* _TASK REQUIREMENTS_
The word "this" occurs in some of the lines below; copy each of those lines.

Entries from a dataset of interfaces
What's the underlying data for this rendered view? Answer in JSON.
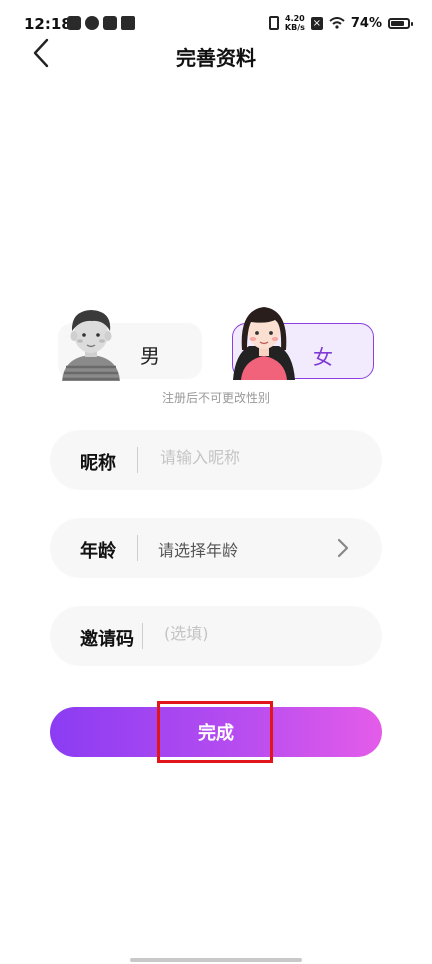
{
  "status_bar": {
    "time": "12:18",
    "net_speed_top": "4.20",
    "net_speed_bottom": "KB/s",
    "battery_percent": "74%",
    "battery_level": 0.74
  },
  "header": {
    "title": "完善资料",
    "back_icon": "chevron-left-icon"
  },
  "gender": {
    "male_label": "男",
    "female_label": "女",
    "selected": "female",
    "hint": "注册后不可更改性别"
  },
  "form": {
    "nickname": {
      "label": "昵称",
      "placeholder": "请输入昵称",
      "value": ""
    },
    "age": {
      "label": "年龄",
      "value": "请选择年龄",
      "icon": "chevron-right-icon"
    },
    "invite_code": {
      "label": "邀请码",
      "placeholder": "(选填)",
      "value": ""
    }
  },
  "submit": {
    "label": "完成"
  },
  "colors": {
    "accent": "#8c3ee0",
    "gradient_start": "#8b3cf3",
    "gradient_end": "#e45ce9",
    "highlight": "#e2161a"
  }
}
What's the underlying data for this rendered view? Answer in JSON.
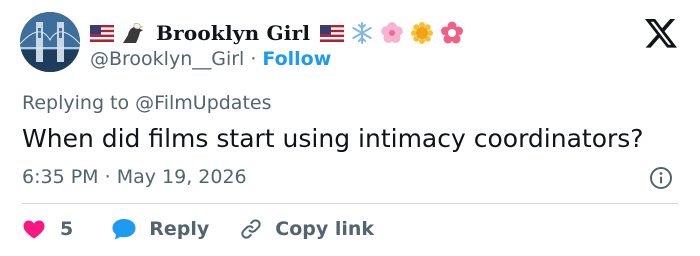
{
  "author": {
    "display_name": "Brooklyn Girl",
    "handle": "@Brooklyn__Girl",
    "separator": "·",
    "follow_label": "Follow",
    "name_prefix_icons": [
      "us-flag-icon",
      "eagle-icon"
    ],
    "name_suffix_icons": [
      "us-flag-icon",
      "snowflake-icon",
      "cherry-blossom-icon",
      "sun-icon",
      "flower-icon"
    ]
  },
  "replying": {
    "prefix": "Replying to",
    "mention": "@FilmUpdates"
  },
  "tweet": {
    "text": "When did films start using intimacy coordinators?",
    "time": "6:35 PM",
    "separator": "·",
    "date": "May 19, 2026"
  },
  "actions": {
    "like_count": "5",
    "reply_label": "Reply",
    "copy_label": "Copy link"
  },
  "colors": {
    "text": "#0f1419",
    "secondary": "#536471",
    "accent": "#1d9bf0",
    "like": "#f91880",
    "divider": "#cfd9de"
  }
}
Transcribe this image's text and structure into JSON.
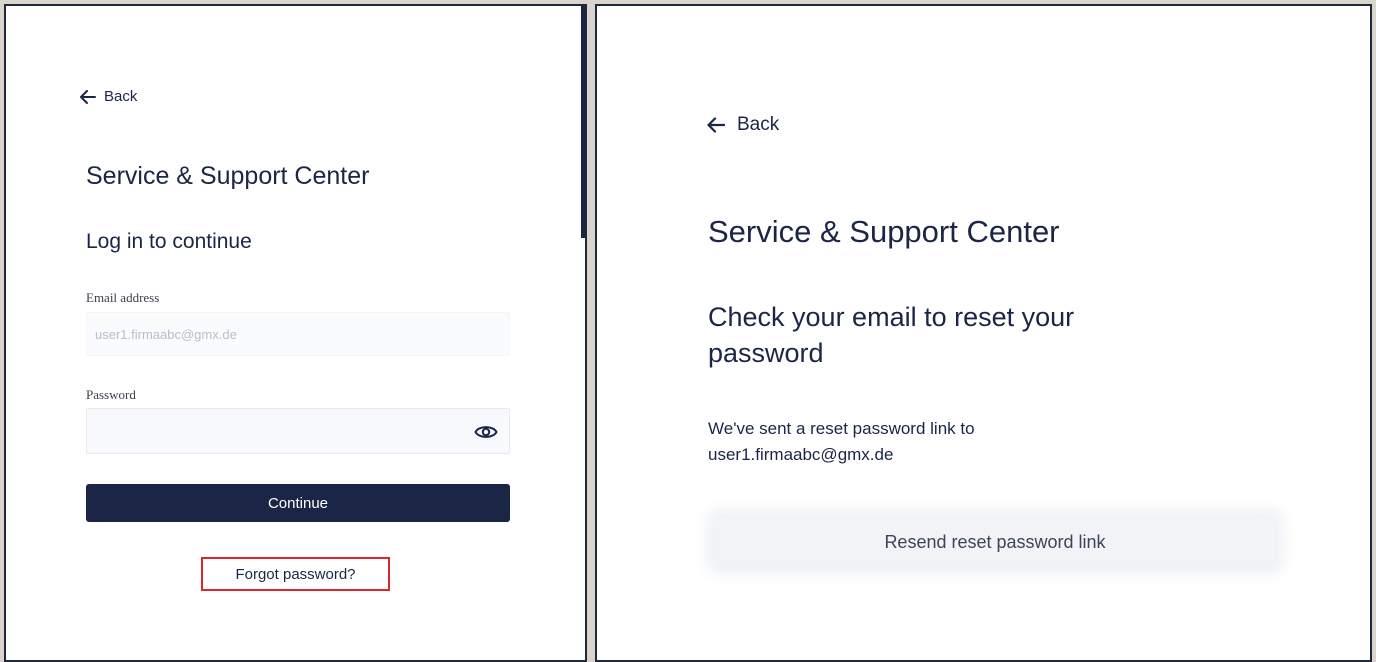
{
  "login_panel": {
    "back_label": "Back",
    "app_title": "Service & Support Center",
    "heading": "Log in to continue",
    "email": {
      "label": "Email address",
      "value": "user1.firmaabc@gmx.de"
    },
    "password": {
      "label": "Password",
      "value": ""
    },
    "continue_label": "Continue",
    "forgot_label": "Forgot password?"
  },
  "reset_panel": {
    "back_label": "Back",
    "app_title": "Service & Support Center",
    "heading": "Check your email to reset your password",
    "message_line1": "We've sent a reset password link to",
    "message_email": "user1.firmaabc@gmx.de",
    "resend_label": "Resend reset password link"
  },
  "colors": {
    "brand_navy": "#1b2545",
    "highlight_red": "#d8262c",
    "frame": "#d9d4ce"
  },
  "icons": {
    "back": "arrow-left-icon",
    "password_toggle": "eye-icon"
  }
}
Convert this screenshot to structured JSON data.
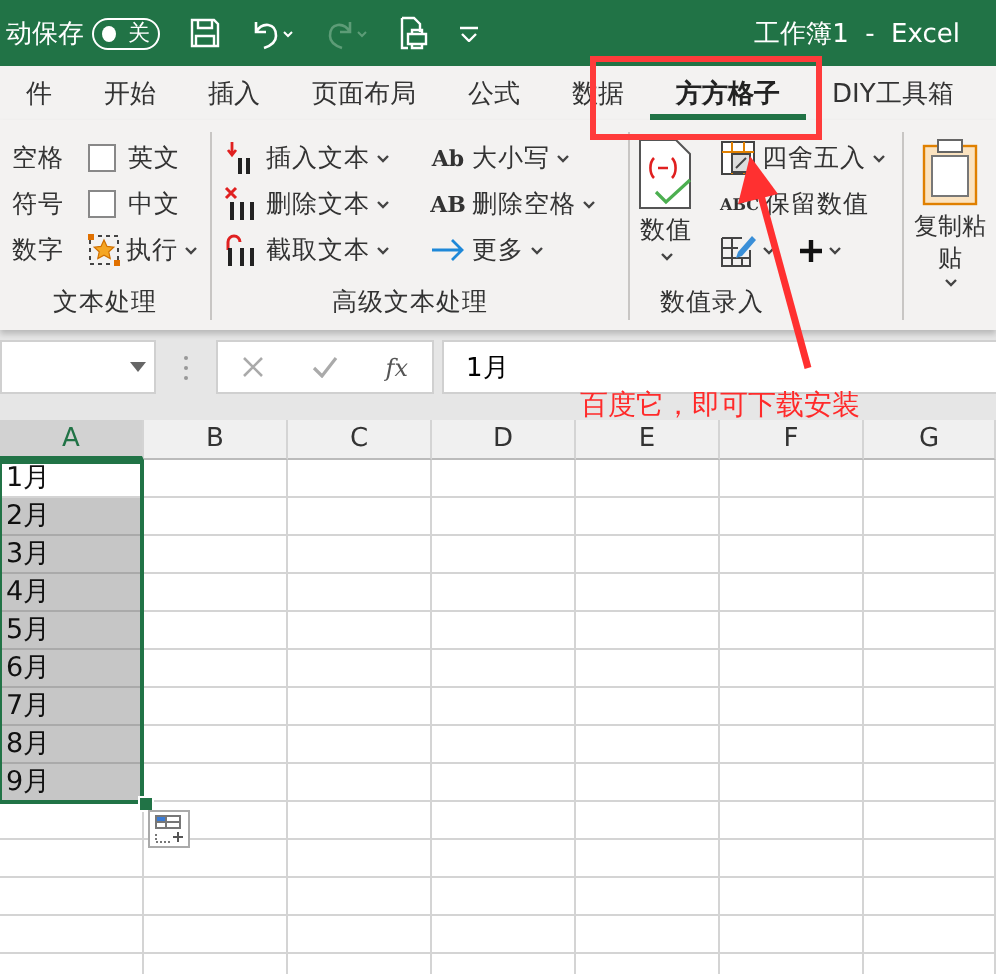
{
  "title_bar": {
    "autosave_label": "动保存",
    "autosave_toggle": {
      "label": "关",
      "on": false
    },
    "title": "工作簿1  -  Excel"
  },
  "tabs": [
    {
      "label": "件",
      "selected": false
    },
    {
      "label": "开始",
      "selected": false
    },
    {
      "label": "插入",
      "selected": false
    },
    {
      "label": "页面布局",
      "selected": false
    },
    {
      "label": "公式",
      "selected": false
    },
    {
      "label": "数据",
      "selected": false
    },
    {
      "label": "方方格子",
      "selected": true
    },
    {
      "label": "DIY工具箱",
      "selected": false
    }
  ],
  "ribbon": {
    "groups": [
      {
        "label": "文本处理",
        "columns": [
          [
            {
              "kind": "text",
              "label": "空格"
            },
            {
              "kind": "text",
              "label": "符号"
            },
            {
              "kind": "text",
              "label": "数字"
            }
          ],
          [
            {
              "kind": "checkbox",
              "label": "英文",
              "checked": false
            },
            {
              "kind": "checkbox",
              "label": "中文",
              "checked": false
            },
            {
              "kind": "menu",
              "label": "执行"
            }
          ]
        ]
      },
      {
        "label": "高级文本处理",
        "columns": [
          [
            {
              "kind": "menu",
              "label": "插入文本"
            },
            {
              "kind": "menu",
              "label": "删除文本"
            },
            {
              "kind": "menu",
              "label": "截取文本"
            }
          ],
          [
            {
              "kind": "menu",
              "label": "大小写",
              "icon_text": "Ab"
            },
            {
              "kind": "menu",
              "label": "删除空格",
              "icon_text": "AB"
            },
            {
              "kind": "menu",
              "label": "更多"
            }
          ]
        ]
      },
      {
        "label": "数值录入",
        "columns": [
          [
            {
              "kind": "large",
              "label": "数值"
            }
          ],
          [
            {
              "kind": "menu",
              "label": "四舍五入"
            },
            {
              "kind": "button",
              "label": "保留数值",
              "icon_text": "ABC"
            },
            {
              "kind": "icon-pair"
            }
          ]
        ]
      },
      {
        "columns": [
          [
            {
              "kind": "large",
              "label": "复制粘贴"
            }
          ]
        ]
      }
    ]
  },
  "formula_bar": {
    "fx_label": "fx",
    "value": "1月"
  },
  "sheet": {
    "columns": [
      {
        "label": "A",
        "selected": true
      },
      {
        "label": "B",
        "selected": false
      },
      {
        "label": "C",
        "selected": false
      },
      {
        "label": "D",
        "selected": false
      },
      {
        "label": "E",
        "selected": false
      },
      {
        "label": "F",
        "selected": false
      },
      {
        "label": "G",
        "selected": false
      }
    ],
    "column_a": [
      {
        "value": "1月",
        "selected": false
      },
      {
        "value": "2月",
        "selected": true
      },
      {
        "value": "3月",
        "selected": true
      },
      {
        "value": "4月",
        "selected": true
      },
      {
        "value": "5月",
        "selected": true
      },
      {
        "value": "6月",
        "selected": true
      },
      {
        "value": "7月",
        "selected": true
      },
      {
        "value": "8月",
        "selected": true
      },
      {
        "value": "9月",
        "selected": true
      }
    ]
  },
  "annotation": {
    "text": "百度它，即可下载安装"
  }
}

* _WRITTEN REPLY_
What's the underlying data for this rendered view? Answer in JSON.
What's the underlying data for this rendered view? Answer in JSON.
Transcribe this image's text and structure into JSON.
Convert this screenshot to structured JSON data.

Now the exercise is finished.